SpaceX’s supplier mission to the International Space Station (ISS) suffered partial failure early morning on Saturday after a successful lift-off of its ferry cargo mission to the ISS. This is SpaceX’s fifth commercial resupply (CRS) mission to the orbital lab, which piggybacked on the Falcon 9 rocket and Dragon Space cargo.
The SpaceX mission saw a successful launch from the Cape Canaveral early morning today, after having been postponed twice from its earlier launch date of December, 19, 2014. The main mission was to carry cargo to re-stock the ISS with more than 5100 pounds of food, supplies and equipment. This is the fifth commercial re-supply (CRS) mission undertaken by the Hawthorne based company whose full registered name is, ‘Space Exploration Technologies Corporation’.
Even though the Dragon Cargo Capsule was successfully launched into space and is now expected to dock with the ISS, the leftover rocket booster’s re-landing could not be successful. Elon Musk, who was visibly disappointed tweeted:
Rocket made it to drone spaceport ship, but landed hard. Close, but no cigar this time. Bodes well for the future tho.
— Elon Musk (@elonmusk) January 10, 2015
In a first of its kind, SpaceX attempted to land its mission’s leftover rocket boosters on a 300×100 feet sized barge (with the width stretchable to 170 feet) that was floating in the open Atlantic Ocean about 200 miles off Jacksonville, Florida., north of the Cape Canaveral Air Force station launch site. However, Musk was accepting of the result as he himself was aware that there was only a 50-50 chance of a successful re-landing. A ship near the re-landing site attempted to videotape the event, but not much could be recorded owing to ‘dark and foggy’ conditions.

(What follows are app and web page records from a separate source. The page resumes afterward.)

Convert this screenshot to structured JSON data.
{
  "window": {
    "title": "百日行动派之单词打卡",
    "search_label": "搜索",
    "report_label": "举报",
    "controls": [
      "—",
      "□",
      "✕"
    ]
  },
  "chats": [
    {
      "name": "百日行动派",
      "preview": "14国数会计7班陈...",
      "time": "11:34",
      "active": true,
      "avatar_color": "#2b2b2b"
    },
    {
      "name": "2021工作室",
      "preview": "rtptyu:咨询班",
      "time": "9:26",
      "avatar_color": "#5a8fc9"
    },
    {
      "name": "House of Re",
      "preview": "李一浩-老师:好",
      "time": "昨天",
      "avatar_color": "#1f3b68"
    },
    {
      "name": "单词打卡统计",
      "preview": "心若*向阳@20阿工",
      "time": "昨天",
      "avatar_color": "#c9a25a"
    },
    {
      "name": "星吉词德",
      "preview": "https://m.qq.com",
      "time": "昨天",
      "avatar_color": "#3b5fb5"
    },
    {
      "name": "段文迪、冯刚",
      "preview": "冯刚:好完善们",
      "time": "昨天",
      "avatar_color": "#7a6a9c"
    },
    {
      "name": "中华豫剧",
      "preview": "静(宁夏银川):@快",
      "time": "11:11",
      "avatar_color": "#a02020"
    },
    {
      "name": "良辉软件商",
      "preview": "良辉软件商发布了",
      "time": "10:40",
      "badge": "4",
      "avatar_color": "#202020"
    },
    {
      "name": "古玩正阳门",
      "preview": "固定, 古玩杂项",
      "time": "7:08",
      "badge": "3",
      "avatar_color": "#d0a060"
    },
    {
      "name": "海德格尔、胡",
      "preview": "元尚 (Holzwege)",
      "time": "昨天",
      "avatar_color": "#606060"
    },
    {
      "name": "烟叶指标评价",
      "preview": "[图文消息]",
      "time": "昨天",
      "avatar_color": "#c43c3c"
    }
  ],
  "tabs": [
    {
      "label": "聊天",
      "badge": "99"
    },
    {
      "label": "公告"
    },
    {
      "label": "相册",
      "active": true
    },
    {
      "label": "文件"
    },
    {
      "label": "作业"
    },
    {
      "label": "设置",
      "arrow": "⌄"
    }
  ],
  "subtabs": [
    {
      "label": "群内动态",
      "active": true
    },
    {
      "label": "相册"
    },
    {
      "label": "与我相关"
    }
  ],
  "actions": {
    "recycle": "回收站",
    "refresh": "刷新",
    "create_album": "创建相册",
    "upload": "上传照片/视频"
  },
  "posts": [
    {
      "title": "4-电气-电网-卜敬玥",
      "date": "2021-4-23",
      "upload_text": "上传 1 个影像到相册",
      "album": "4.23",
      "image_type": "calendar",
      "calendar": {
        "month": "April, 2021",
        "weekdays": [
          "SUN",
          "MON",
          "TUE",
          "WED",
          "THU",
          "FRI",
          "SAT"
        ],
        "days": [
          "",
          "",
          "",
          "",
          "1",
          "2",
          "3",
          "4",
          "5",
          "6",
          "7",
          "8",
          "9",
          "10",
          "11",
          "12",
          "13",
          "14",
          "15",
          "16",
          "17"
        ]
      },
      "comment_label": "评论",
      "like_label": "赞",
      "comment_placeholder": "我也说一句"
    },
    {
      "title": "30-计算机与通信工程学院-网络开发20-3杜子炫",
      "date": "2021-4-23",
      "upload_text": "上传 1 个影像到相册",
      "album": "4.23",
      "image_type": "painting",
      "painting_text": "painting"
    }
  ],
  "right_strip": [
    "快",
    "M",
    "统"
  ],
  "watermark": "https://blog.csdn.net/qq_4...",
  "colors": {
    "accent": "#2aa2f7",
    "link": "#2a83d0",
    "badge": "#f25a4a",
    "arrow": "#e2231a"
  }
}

Elon Musk, the billionaire founder of companies such as PayPal and Tesla Motors currently focuses on developing re-usable rockets that could be used for multiple flights. Currently available technology cannot avoid the damage that is caused to a rocket’s boosters, which get too burnt out or damaged for reuse. This makes space missions very expensive and SpaceX endeavors have been to reduce such expenses. For years, Elon Musk has devoted his company’s resources towards developing reusable rockets.
SpaceX is the first commercial company to undertake a resupply mission to the ISS. NASA had appointed two commercial companies for its re-supply missions after its space shuttle program was scuttled in 2011. The other company, ‘Orbital Sciences Corp. was sidelined in October after its Antares rocket exploded minutes after liftoff.